Handpump standardisation is the formal or informal mechanism that governs the varieties of community handpumps used within a particular country. In a handful of countries this also includes stand-ard handpump designs. With over a million handpumps in sub-Saharan Africa and new installations every day, handpump standardisation is still vital for the policy and practices of governments and implementing organisations. While rural water practitioners are polarised about the future of formal standardisation, the extent of informal standardisation is of significant importance to the sustain-ability of handpumps across the continent. Of the thirty-five countries in sub-Saharan using handpumps, formal standardisation has emerged in fifteen through regulations (nine countries), and endorsements (six countries). However in the remaining countries, informal standardisation determines what handpumps are installed where, either through recommendations (fourteen countries), or de facto standardisation (six countries). | »
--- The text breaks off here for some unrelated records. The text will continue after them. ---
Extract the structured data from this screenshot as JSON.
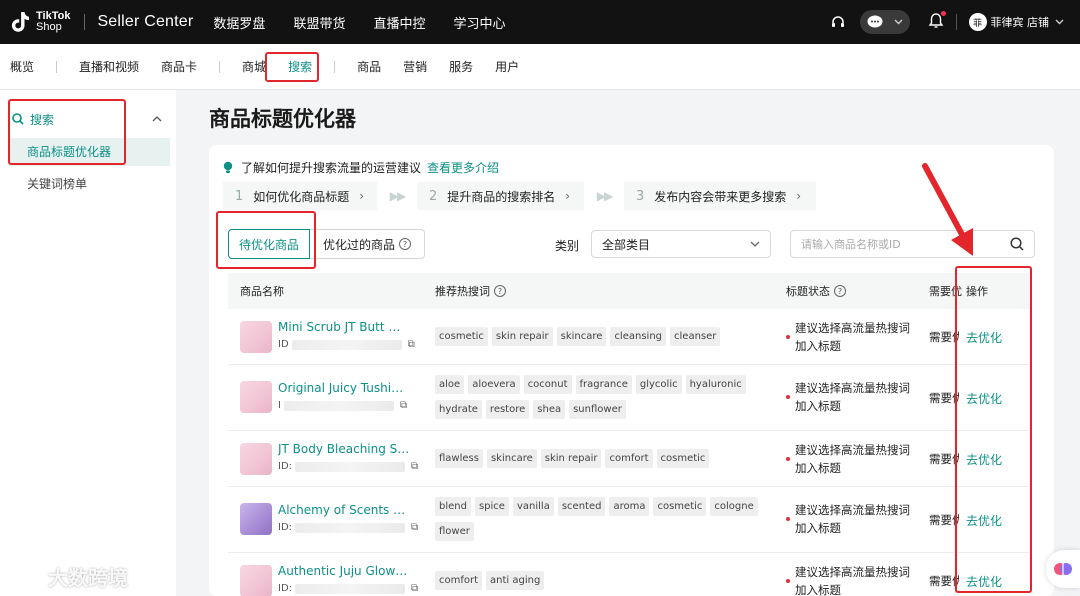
{
  "topbar": {
    "logo_line1": "TikTok",
    "logo_line2": "Shop",
    "brand": "Seller Center",
    "nav": [
      "数据罗盘",
      "联盟带货",
      "直播中控",
      "学习中心"
    ],
    "store_name": "菲律宾 店铺",
    "store_avatar": "菲"
  },
  "subnav": {
    "items": [
      "概览",
      "直播和视频",
      "商品卡",
      "商城",
      "搜索",
      "商品",
      "营销",
      "服务",
      "用户"
    ],
    "active": "搜索"
  },
  "sidebar": {
    "group_label": "搜索",
    "items": [
      "商品标题优化器",
      "关键词榜单"
    ]
  },
  "main": {
    "title": "商品标题优化器",
    "tip_text": "了解如何提升搜索流量的运营建议",
    "tip_link": "查看更多介绍",
    "steps": [
      {
        "num": "1",
        "label": "如何优化商品标题"
      },
      {
        "num": "2",
        "label": "提升商品的搜索排名"
      },
      {
        "num": "3",
        "label": "发布内容会带来更多搜索"
      }
    ],
    "tabs": [
      "待优化商品",
      "优化过的商品"
    ],
    "category_label": "类别",
    "category_value": "全部类目",
    "search_placeholder": "请输入商品名称或ID"
  },
  "table": {
    "headers": [
      "商品名称",
      "推荐热搜词",
      "标题状态",
      "需要优",
      "操作"
    ],
    "rows": [
      {
        "name": "Mini Scrub JT Butt Ma...",
        "id_prefix": "ID",
        "tags": [
          "cosmetic",
          "skin repair",
          "skincare",
          "cleansing",
          "cleanser"
        ],
        "status_line1": "建议选择高流量热搜词",
        "status_line2": "加入标题",
        "need": "需要优化",
        "action": "去优化"
      },
      {
        "name": "Original Juicy Tushie ...",
        "id_prefix": "I",
        "tags": [
          "aloe",
          "aloevera",
          "coconut",
          "fragrance",
          "glycolic",
          "hyaluronic",
          "hydrate",
          "restore",
          "shea",
          "sunflower"
        ],
        "status_line1": "建议选择高流量热搜词",
        "status_line2": "加入标题",
        "need": "需要优化",
        "action": "去优化"
      },
      {
        "name": "JT Body Bleaching Ser...",
        "id_prefix": "ID:",
        "tags": [
          "flawless",
          "skincare",
          "skin repair",
          "comfort",
          "cosmetic"
        ],
        "status_line1": "建议选择高流量热搜词",
        "status_line2": "加入标题",
        "need": "需要优化",
        "action": "去优化"
      },
      {
        "name": "Alchemy of Scents Per...",
        "id_prefix": "ID:",
        "tags": [
          "blend",
          "spice",
          "vanilla",
          "scented",
          "aroma",
          "cosmetic",
          "cologne",
          "flower"
        ],
        "status_line1": "建议选择高流量热搜词",
        "status_line2": "加入标题",
        "need": "需要优化",
        "action": "去优化"
      },
      {
        "name": "Authentic Juju Glow K...",
        "id_prefix": "ID:",
        "tags": [
          "comfort",
          "anti aging"
        ],
        "status_line1": "建议选择高流量热搜词",
        "status_line2": "加入标题",
        "need": "需要优化",
        "action": "去优化"
      }
    ]
  },
  "watermark": "大数跨境",
  "colors": {
    "accent": "#0d8f86",
    "annotation": "#e2262b",
    "topbar": "#121212"
  }
}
The abstracts below were submitted and presented at the 41st Congress of the International Association of Hydrogeologists in Marrakech (15-19 Sep). They draw on work funded through the UPGro programme.
DISCLAIMER: This is a non-RWSN publication and endorsement by RWSN or any of its member organisations should not be inferred. | »
The Rural Water Supply Network (RWSN) is continuing its work on cost-effective boreholes under its theme of Sustainable Groundwater Development. The network is supporting stakeholders to improve borehole drilling policies and practices. As part of this effort, UNICEF and Skat Foundation are collaborating on manual drilling in Africa. The 2012 to 2014 collaboration documented and facilitated exchange on the introduction and professionalization of manual drilling in more than 20 countries.
This report is about the role played by manually drilled boreholes in meeting water needs in Lagos city, Lagos State and more widely in Nigeria. By examining Nigeria, the report draws out key lessons for those who are promoting, or trying to regulate manual drilling in other countries. It is hoped that this report, and the accompanying photo/video documentary and blogs will trigger action to better support manual drilling efforts in Lagos, in Nigeria and in other countries. | »
This Nigerian Code of Practice for Well Construction was elaborated by the Technical Committee for Water Well Construction.
Groundwater development is one of the sources of the Federal and State Governments Water Supply Intervention Programmes under which government embarked on construction of open wells and boreholes in order to increase access to portable water to Nigerians. However, water well construction is still characterized by cases of “failed hole”, poor quality service, and unprofessional conduct of drillers and lack of established code to regulate the practice of water well drilling in Nigeria. These are serious concern to government, donor agencies and sector stakeholders who see them as militating factors towards attainment of water supply project objectives in particular and Millennium Development Goals (MDGs) in general. This Code of Practice was therefore elaborated to provide the framework for water well construction in Nigeria.
In the elaboration of this Code of Practice, reference made to Nigerian Industrial standards and National standards of other countries are acknowledged. | »